The City of Holland hosted a city commission meeting last Thursday, May 5. This meeting included a presentation by Peter Garforth, hired by the city of Holland and Holland Board of Public Works to present his findings in regards to Holland’s energy future. Garforth, former Owens Corning executive and head of an energy consulting firm, developed the Community Energy Efficiency and Conservation Strategy Plan (CEP) in response to the need for a sustainable future for the lakeshore community. He emphasized that the ideas in the CEP are just that, ideas. They are very much preliminary and only suggestions in the process of Holland’s decision.
Goals of energy competiveness, security and the environmental impact were discussed in regards to the estimated future residential growth of Holland, forecasted from a current 33, 100 to 41,100 over the next 40 years.
The estimated population growth will inevitably increase energy demands, which will cause greenhouse gas (GHG) emissions to rise, as well. According to projected data, the GHG evolution for the City of Holland in 2050 would be about 38 metric tons per capita, which is higher than the United States and EU projected average. The plans proposed by the CEP would drop these levels to as low as 9 tons per capita.

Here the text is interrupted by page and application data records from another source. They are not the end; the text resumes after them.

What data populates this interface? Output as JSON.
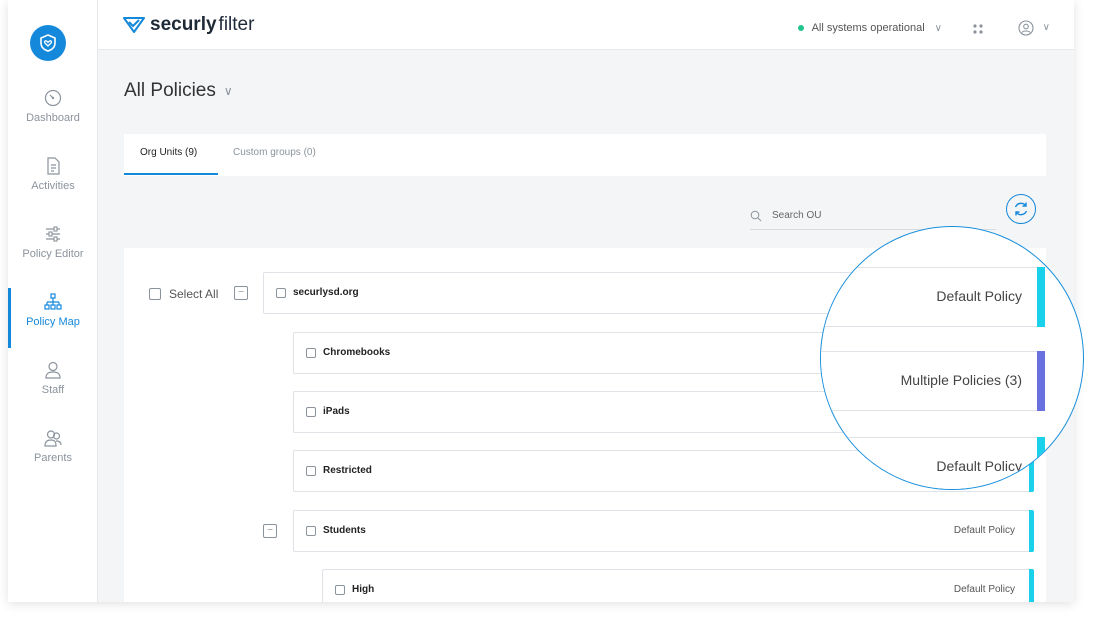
{
  "brand": {
    "bold": "securly",
    "thin": "filter"
  },
  "sidebar": {
    "items": [
      {
        "label": "Dashboard",
        "icon": "dashboard-icon"
      },
      {
        "label": "Activities",
        "icon": "activities-icon"
      },
      {
        "label": "Policy Editor",
        "icon": "policy-editor-icon"
      },
      {
        "label": "Policy Map",
        "icon": "policy-map-icon",
        "active": true
      },
      {
        "label": "Staff",
        "icon": "staff-icon"
      },
      {
        "label": "Parents",
        "icon": "parents-icon"
      }
    ]
  },
  "header": {
    "status": "All systems operational",
    "status_color": "#22c38e"
  },
  "page": {
    "title": "All Policies",
    "tabs": [
      {
        "label": "Org Units (9)",
        "active": true
      },
      {
        "label": "Custom groups (0)",
        "active": false
      }
    ],
    "search_placeholder": "Search OU"
  },
  "tree": {
    "select_all": "Select All",
    "rows": [
      {
        "name": "securlysd.org",
        "policy": ""
      },
      {
        "name": "Chromebooks",
        "policy": ""
      },
      {
        "name": "iPads",
        "policy": ""
      },
      {
        "name": "Restricted",
        "policy": ""
      },
      {
        "name": "Students",
        "policy": "Default Policy"
      },
      {
        "name": "High",
        "policy": "Default Policy"
      }
    ]
  },
  "magnifier": {
    "rows": [
      {
        "policy": "Default Policy",
        "type": "default"
      },
      {
        "policy": "Multiple Policies (3)",
        "type": "multiple"
      },
      {
        "policy": "Default Policy",
        "type": "default"
      }
    ]
  },
  "colors": {
    "accent": "#1488db",
    "default_policy_bar": "#19d1ea",
    "multiple_policy_bar": "#6a6fe0"
  }
}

The CEP’s official mission is to:
“Enhance City attractiveness to investors, businesses and residents through cost effective, reliable clean energy supply.”

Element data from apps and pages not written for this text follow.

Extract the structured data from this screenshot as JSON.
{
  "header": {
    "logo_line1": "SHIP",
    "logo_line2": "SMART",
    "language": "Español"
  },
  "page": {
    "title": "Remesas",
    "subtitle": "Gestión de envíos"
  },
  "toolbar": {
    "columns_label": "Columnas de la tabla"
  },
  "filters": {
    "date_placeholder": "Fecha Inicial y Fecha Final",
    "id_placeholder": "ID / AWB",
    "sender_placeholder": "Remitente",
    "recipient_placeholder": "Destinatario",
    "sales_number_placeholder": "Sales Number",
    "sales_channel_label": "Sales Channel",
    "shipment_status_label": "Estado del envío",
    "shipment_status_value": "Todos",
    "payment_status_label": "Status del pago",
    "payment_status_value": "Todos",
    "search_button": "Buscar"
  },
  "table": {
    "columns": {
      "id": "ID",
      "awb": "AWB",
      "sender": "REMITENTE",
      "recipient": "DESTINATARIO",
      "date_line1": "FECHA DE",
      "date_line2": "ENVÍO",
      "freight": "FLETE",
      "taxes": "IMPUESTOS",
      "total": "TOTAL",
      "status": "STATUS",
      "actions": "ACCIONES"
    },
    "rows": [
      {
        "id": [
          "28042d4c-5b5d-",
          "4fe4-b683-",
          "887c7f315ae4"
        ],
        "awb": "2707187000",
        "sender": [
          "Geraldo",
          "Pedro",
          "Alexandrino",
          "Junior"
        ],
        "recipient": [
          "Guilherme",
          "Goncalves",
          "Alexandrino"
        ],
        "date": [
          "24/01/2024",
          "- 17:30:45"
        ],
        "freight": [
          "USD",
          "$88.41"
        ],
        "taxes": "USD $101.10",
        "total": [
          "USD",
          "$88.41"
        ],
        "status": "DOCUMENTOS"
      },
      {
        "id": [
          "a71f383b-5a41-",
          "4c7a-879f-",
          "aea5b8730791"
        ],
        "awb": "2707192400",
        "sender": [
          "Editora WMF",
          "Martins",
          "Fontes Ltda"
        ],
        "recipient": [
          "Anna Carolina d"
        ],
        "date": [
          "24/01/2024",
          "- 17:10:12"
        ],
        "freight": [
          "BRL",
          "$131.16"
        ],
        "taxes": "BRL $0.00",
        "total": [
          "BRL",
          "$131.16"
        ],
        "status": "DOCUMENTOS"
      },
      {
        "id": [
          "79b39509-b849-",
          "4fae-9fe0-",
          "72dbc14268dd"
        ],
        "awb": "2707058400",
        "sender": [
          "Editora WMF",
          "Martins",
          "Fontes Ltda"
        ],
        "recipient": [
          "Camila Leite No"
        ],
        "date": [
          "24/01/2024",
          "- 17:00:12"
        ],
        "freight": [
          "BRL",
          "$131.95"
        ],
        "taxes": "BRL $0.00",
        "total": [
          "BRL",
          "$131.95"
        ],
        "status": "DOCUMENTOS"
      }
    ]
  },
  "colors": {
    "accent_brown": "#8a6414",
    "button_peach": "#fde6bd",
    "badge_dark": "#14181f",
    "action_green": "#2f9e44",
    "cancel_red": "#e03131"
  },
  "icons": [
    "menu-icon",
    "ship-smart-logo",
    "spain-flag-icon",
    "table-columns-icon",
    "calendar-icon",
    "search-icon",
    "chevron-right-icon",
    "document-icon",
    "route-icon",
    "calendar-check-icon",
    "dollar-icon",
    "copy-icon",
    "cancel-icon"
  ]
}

Providing residents with local, reliable energy is the goal of CEP. More specifically, creating energy that is cheaper than neighboring communities, making sure it is compatible with the U.S. Conference of Mayors Climate Protection Agreement, keeping the industry flexible to changing market legislature, technologies and fuel costs, and striving to be leaders in forming regional energy productivity strategy.
The framework of CEP takes a sensible approach of don’t fix it if it isn’t broken, and if it is, try to find a carbon-free solution.

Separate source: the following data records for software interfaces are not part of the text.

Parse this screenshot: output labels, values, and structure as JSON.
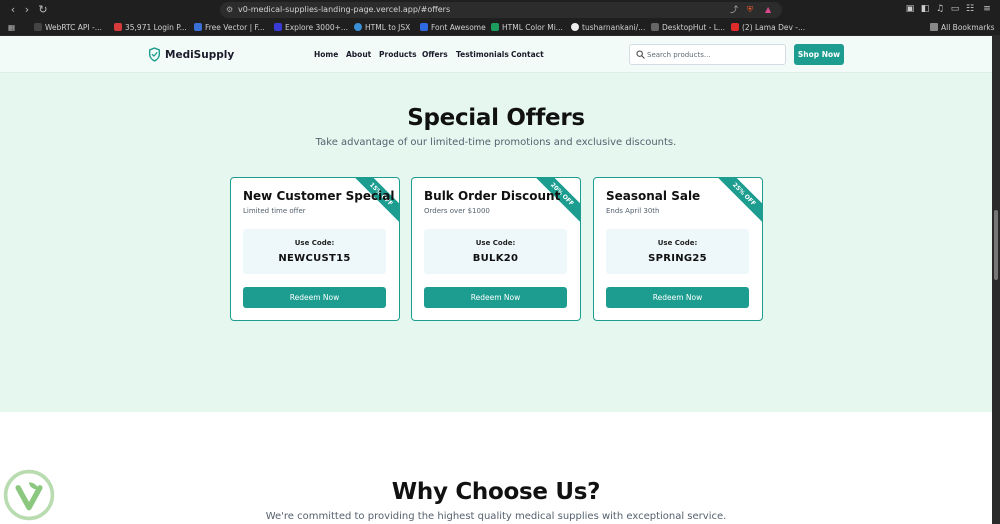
{
  "browser": {
    "url": "v0-medical-supplies-landing-page.vercel.app/#offers",
    "bookmarks": [
      {
        "label": "WebRTC API -...",
        "color": "#444444"
      },
      {
        "label": "35,971 Login P...",
        "color": "#d63a3a"
      },
      {
        "label": "Free Vector | F...",
        "color": "#3a6fd6"
      },
      {
        "label": "Explore 3000+...",
        "color": "#3a3ad6"
      },
      {
        "label": "HTML to JSX",
        "color": "#3a8fd6"
      },
      {
        "label": "Font Awesome",
        "color": "#2f6be0"
      },
      {
        "label": "HTML Color Mi...",
        "color": "#1c9d5f"
      },
      {
        "label": "tusharnankani/...",
        "color": "#eeeeee"
      },
      {
        "label": "DesktopHut - L...",
        "color": "#666666"
      },
      {
        "label": "(2) Lama Dev -...",
        "color": "#e02b2b"
      }
    ],
    "all_bookmarks": "All Bookmarks"
  },
  "site": {
    "brand": "MediSupply",
    "nav": [
      "Home",
      "About",
      "Products",
      "Offers",
      "Testimonials",
      "Contact"
    ],
    "search_placeholder": "Search products...",
    "shop_button": "Shop Now"
  },
  "offers": {
    "title": "Special Offers",
    "subtitle": "Take advantage of our limited-time promotions and exclusive discounts.",
    "code_label": "Use Code:",
    "redeem_label": "Redeem Now",
    "cards": [
      {
        "title": "New Customer Special",
        "sub": "Limited time offer",
        "ribbon": "15% OFF",
        "code": "NEWCUST15"
      },
      {
        "title": "Bulk Order Discount",
        "sub": "Orders over $1000",
        "ribbon": "20% OFF",
        "code": "BULK20"
      },
      {
        "title": "Seasonal Sale",
        "sub": "Ends April 30th",
        "ribbon": "25% OFF",
        "code": "SPRING25"
      }
    ]
  },
  "why": {
    "title": "Why Choose Us?",
    "subtitle": "We're committed to providing the highest quality medical supplies with exceptional service."
  },
  "colors": {
    "accent": "#1c9d8f",
    "offers_bg": "#e6f7f0",
    "header_bg": "#f3fbf8"
  }
}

Three Future Scenarios
Garforth proposed three scenarios for Holland’s future, each focusing on efficiency and detailing the allocation of energy standards and regulations to increase sustainability for the community.
Scenerio A focuses on homes and buildings. This proposal includes energy efficiency packages for Holland Single Family homes, energy performance labeling similar to current Energy Star labels, supporting alternative fuel usage and more efficient transportation requiring new construction be sustainable, and considering district-wide heating.
Scenerios B and C include the benefits of scenario A as well as various ways of increasing alternative fuel production and usage.
If Garforth’s plans are implemented, the Holland community would see not only reduced GHG emissions and positive environmental impacts, but higher property values, lower utility costs, competitive energy services and the addition of high-quality industrial jobs, just to name a few.
Holland would also gain a competitive advantage from neighboring towns and cities, which would come with any type of energy efficiency implementation. Since the popular ‘less is more’ benefits are mostly seen in the outcomes, starting the process earlier will net more business and revenue sooner.
Garforth’s ideas will help the city decide which direction to take Holland, but energy solutions and implementation will ultimately lie with the Holland City Council, the Board of Public Works, and the people of Holland.
Public Outreach and Plan Dissemination
Spreading the word about this plan and beginning new, sustainable energy innovations needs to begin in the community: at local churches, schools, watering holes and town centers.
In light of Garforth’s significant findings, the City of Holland should begin a community discussion about a cleaner and more sustainable energy future.